§ HOW TO COMPLETE THIS TASK
Copy each record below exactly, please, and leave its pictures out.

§ SUPPLIED MATERIAL
= Beginning of Section =

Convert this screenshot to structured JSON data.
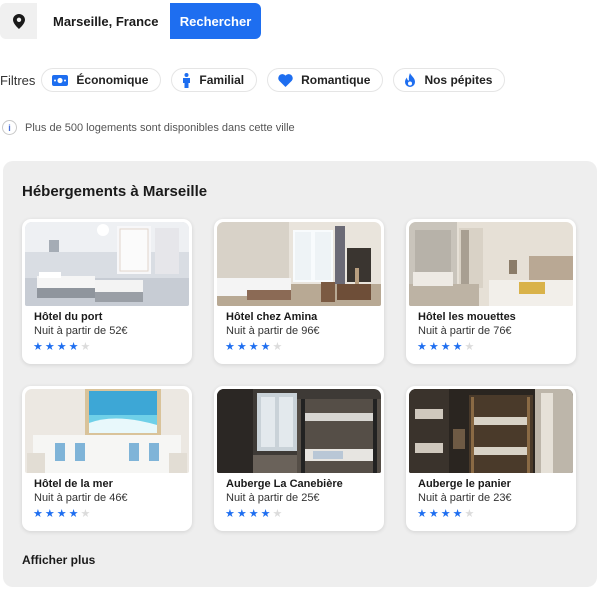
{
  "search": {
    "location_value": "Marseille, France",
    "button_label": "Rechercher"
  },
  "filters": {
    "label": "Filtres",
    "chips": [
      {
        "label": "Économique",
        "icon": "money-icon"
      },
      {
        "label": "Familial",
        "icon": "person-icon"
      },
      {
        "label": "Romantique",
        "icon": "heart-icon"
      },
      {
        "label": "Nos pépites",
        "icon": "flame-icon"
      }
    ]
  },
  "info": {
    "icon": "info-icon",
    "text": "Plus de 500 logements sont disponibles dans cette ville"
  },
  "listings": {
    "title": "Hébergements à Marseille",
    "show_more": "Afficher plus",
    "items": [
      {
        "name": "Hôtel du port",
        "price": "Nuit à partir de 52€",
        "rating": 4,
        "max_rating": 5
      },
      {
        "name": "Hôtel chez Amina",
        "price": "Nuit à partir de 96€",
        "rating": 4,
        "max_rating": 5
      },
      {
        "name": "Hôtel les mouettes",
        "price": "Nuit à partir de 76€",
        "rating": 4,
        "max_rating": 5
      },
      {
        "name": "Hôtel de la mer",
        "price": "Nuit à partir de 46€",
        "rating": 4,
        "max_rating": 5
      },
      {
        "name": "Auberge La Canebière",
        "price": "Nuit à partir de 25€",
        "rating": 4,
        "max_rating": 5
      },
      {
        "name": "Auberge le panier",
        "price": "Nuit à partir de 23€",
        "rating": 4,
        "max_rating": 5
      }
    ]
  },
  "colors": {
    "accent": "#1e6ef0",
    "panel_bg": "#eeeeee",
    "star_empty": "#dcdcdc"
  }
}
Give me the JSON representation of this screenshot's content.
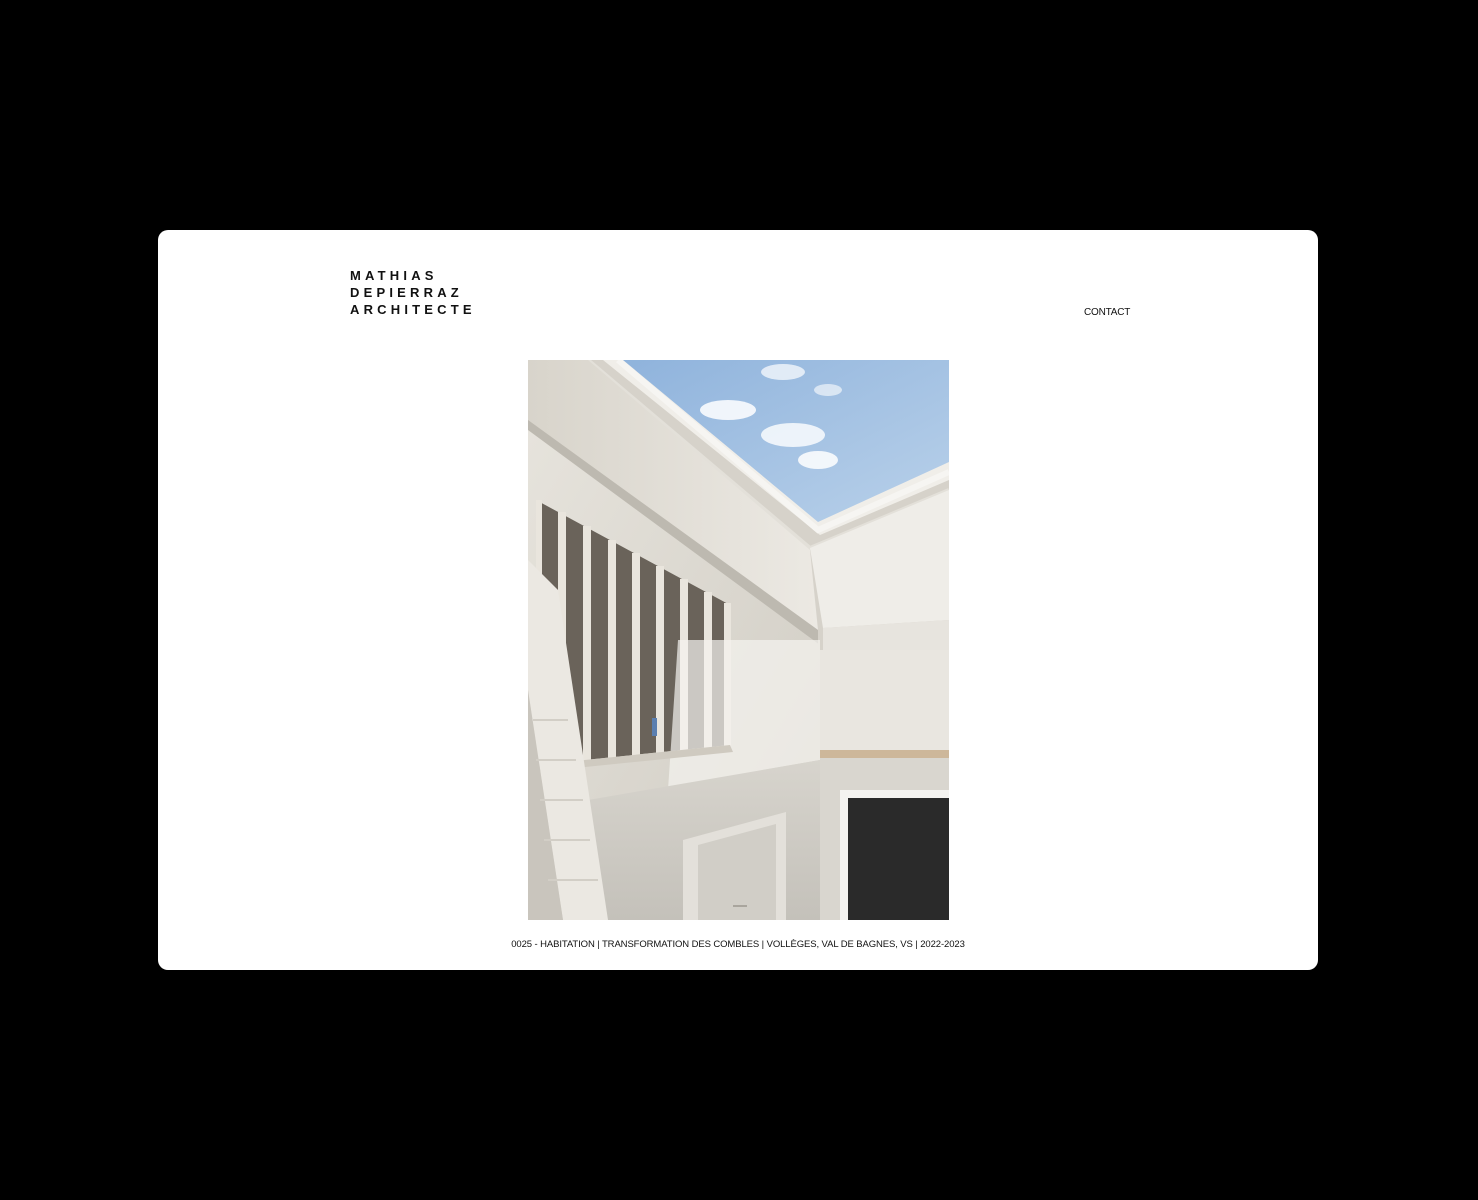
{
  "header": {
    "logo_lines": [
      "MATHIAS",
      "DEPIERRAZ",
      "ARCHITECTE"
    ],
    "nav": {
      "contact_label": "CONTACT"
    }
  },
  "main": {
    "photo": {
      "subject": "interior attic staircase under roof skylight"
    },
    "caption": "0025 - HABITATION | TRANSFORMATION DES COMBLES | VOLLÈGES, VAL DE BAGNES, VS | 2022-2023"
  }
}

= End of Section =

§ YOUR RESPONSE
Convert this screenshot to structured JSON data.
{
  "search": {
    "location_value": "Marseille, France",
    "button_label": "Rechercher"
  },
  "filters": {
    "label": "Filtres",
    "chips": [
      {
        "label": "Économique",
        "icon": "money-icon"
      },
      {
        "label": "Familial",
        "icon": "person-icon"
      },
      {
        "label": "Romantique",
        "icon": "heart-icon"
      },
      {
        "label": "Nos pépites",
        "icon": "flame-icon"
      }
    ]
  },
  "info": {
    "icon": "info-icon",
    "text": "Plus de 500 logements sont disponibles dans cette ville"
  },
  "listings": {
    "title": "Hébergements à Marseille",
    "show_more": "Afficher plus",
    "items": [
      {
        "name": "Hôtel du port",
        "price": "Nuit à partir de 52€",
        "rating": 4,
        "max_rating": 5
      },
      {
        "name": "Hôtel chez Amina",
        "price": "Nuit à partir de 96€",
        "rating": 4,
        "max_rating": 5
      },
      {
        "name": "Hôtel les mouettes",
        "price": "Nuit à partir de 76€",
        "rating": 4,
        "max_rating": 5
      },
      {
        "name": "Hôtel de la mer",
        "price": "Nuit à partir de 46€",
        "rating": 4,
        "max_rating": 5
      },
      {
        "name": "Auberge La Canebière",
        "price": "Nuit à partir de 25€",
        "rating": 4,
        "max_rating": 5
      },
      {
        "name": "Auberge le panier",
        "price": "Nuit à partir de 23€",
        "rating": 4,
        "max_rating": 5
      }
    ]
  },
  "colors": {
    "accent": "#1e6ef0",
    "panel_bg": "#eeeeee",
    "star_empty": "#dcdcdc"
  }
}
Give me the JSON representation of this screenshot's content.
{
  "header": {
    "logo_lines": [
      "MATHIAS",
      "DEPIERRAZ",
      "ARCHITECTE"
    ],
    "nav": {
      "contact_label": "CONTACT"
    }
  },
  "main": {
    "photo": {
      "subject": "interior attic staircase under roof skylight"
    },
    "caption": "0025 - HABITATION | TRANSFORMATION DES COMBLES | VOLLÈGES, VAL DE BAGNES, VS | 2022-2023"
  }
}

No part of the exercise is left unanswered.